Sunday, August 31, 2008

Palin: how this plays with voters

Politicos often talk of voters along a 5-point scale in which 1's are loyalist Democrats, 2's are weak Dems, 3's are Independents, 4's are weak Republicans and 5's are loyalist Republicans.

Palin will help unite the GOP (in fact, she already has). As such, she will shore up McCain's support among the 5's (base Republicans who care about God, Gays and Guns) and will activate the previously weak support McCain received from evangelicals who's actual willingness to turn-up for the Republican in a Presidential election cannot be guaranteed.

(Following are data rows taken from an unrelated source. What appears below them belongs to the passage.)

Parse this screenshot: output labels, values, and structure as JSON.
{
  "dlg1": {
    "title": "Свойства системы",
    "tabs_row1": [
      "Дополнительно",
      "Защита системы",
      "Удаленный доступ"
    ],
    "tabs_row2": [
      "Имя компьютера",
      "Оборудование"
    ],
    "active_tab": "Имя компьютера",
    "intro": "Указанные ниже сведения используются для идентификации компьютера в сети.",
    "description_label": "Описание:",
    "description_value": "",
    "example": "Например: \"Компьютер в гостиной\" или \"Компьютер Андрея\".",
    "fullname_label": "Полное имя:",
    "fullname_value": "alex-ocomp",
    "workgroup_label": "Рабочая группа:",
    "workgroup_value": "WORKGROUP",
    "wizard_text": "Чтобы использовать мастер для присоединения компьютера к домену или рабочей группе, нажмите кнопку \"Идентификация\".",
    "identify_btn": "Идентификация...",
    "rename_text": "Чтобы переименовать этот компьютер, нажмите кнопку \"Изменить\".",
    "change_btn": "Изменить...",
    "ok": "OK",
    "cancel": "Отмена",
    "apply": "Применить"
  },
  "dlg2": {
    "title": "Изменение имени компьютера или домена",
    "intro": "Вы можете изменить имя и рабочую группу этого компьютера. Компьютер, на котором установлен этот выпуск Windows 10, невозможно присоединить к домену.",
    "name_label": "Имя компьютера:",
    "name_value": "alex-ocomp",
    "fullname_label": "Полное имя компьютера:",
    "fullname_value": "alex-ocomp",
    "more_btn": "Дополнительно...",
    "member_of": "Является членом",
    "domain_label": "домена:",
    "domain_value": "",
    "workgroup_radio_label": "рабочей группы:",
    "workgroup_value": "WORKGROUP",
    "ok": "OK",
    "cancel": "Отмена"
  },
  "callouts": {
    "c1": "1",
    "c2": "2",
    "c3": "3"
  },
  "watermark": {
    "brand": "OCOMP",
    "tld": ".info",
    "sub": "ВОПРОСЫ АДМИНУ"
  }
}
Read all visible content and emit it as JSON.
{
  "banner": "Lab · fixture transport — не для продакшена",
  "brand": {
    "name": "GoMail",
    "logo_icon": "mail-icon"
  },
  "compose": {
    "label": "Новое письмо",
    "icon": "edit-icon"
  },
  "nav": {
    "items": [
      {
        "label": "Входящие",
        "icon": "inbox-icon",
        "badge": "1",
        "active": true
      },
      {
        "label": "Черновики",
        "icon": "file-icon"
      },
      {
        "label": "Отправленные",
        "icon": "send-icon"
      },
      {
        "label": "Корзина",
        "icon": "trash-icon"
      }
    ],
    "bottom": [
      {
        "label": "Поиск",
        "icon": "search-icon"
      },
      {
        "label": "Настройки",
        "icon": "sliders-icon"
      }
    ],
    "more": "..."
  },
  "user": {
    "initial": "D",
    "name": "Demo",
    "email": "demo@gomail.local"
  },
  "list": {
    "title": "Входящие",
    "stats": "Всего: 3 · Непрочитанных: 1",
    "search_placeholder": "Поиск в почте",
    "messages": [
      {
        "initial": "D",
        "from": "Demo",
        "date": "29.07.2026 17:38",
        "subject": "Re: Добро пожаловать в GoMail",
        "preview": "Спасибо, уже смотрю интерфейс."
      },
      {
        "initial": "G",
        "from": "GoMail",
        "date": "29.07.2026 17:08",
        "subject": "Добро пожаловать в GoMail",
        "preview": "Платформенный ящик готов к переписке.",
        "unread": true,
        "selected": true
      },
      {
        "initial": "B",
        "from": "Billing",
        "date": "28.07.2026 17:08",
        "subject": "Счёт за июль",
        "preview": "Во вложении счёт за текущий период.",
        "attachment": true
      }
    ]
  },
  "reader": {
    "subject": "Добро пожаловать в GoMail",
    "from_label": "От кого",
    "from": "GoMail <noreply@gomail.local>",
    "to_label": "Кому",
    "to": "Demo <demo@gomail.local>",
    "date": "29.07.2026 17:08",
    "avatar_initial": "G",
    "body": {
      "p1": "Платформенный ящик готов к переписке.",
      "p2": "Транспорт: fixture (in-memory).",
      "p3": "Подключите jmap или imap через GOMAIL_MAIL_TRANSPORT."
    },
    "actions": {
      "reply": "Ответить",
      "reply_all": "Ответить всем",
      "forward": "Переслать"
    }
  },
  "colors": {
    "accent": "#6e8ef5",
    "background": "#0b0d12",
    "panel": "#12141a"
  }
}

On the other hand the Palin pick may well play poorly with 3's who value experience, national security and a moderate stance on social issues. If these voters are concerned about Palin's credentials to be a 'heartbeat away from the Presidency' how much more so the Hillaristas who will loathe her opposition from everything from a woman's right to choose to the use of contraceptives by married couples?

In other words, the Palin pick is not so much about women as it is about evangelicals. In this McCain has been clever, he has made a base-pleasing Veep camouflaged as an appeal to ex-Hillaristas.

This raises some interesting implications for the electoral map, especially in the evangelical-heavy areas of Ohio, Colorado and Virginia as well as Obama long shots like North Carolina and Missouri. I'd be interested in readers thoughts on that as I gather information for my next electoral vote analysis - thanks!

1 comment:

DCDuck said...

My quick and off the top of my head comment here is that McCain felt that he needed to play to his base, and decided that this was a way to do so that might also snooker some independents into supporting him as well.

My unscientific poll of Republicans who I happened to be out drinking with last night suggests that 66.6% of the party is extremely concerned about this selection and believes that it undermines their entire line of attack on Obama, that being that McCain has the experience to lead. 33% of the party believes that she is new and exciting, and may be a real asset on the campaign trail. That portion of the party also believes that the experience line of attack didn't work for Hillary, and that they were going to need to change tactics anyway. While that might not have been a conscious decision here, it was a necessary eventuality.

My final analysis is that the top of the ticket is what matters in almost every case. The VP selection can only hurt you, and very rarely helps. In this instance things don't look great for McCain, but there is also a very real chance that most of this stuff plays out over the next week and a half, and she goes back to being a nonentity after that.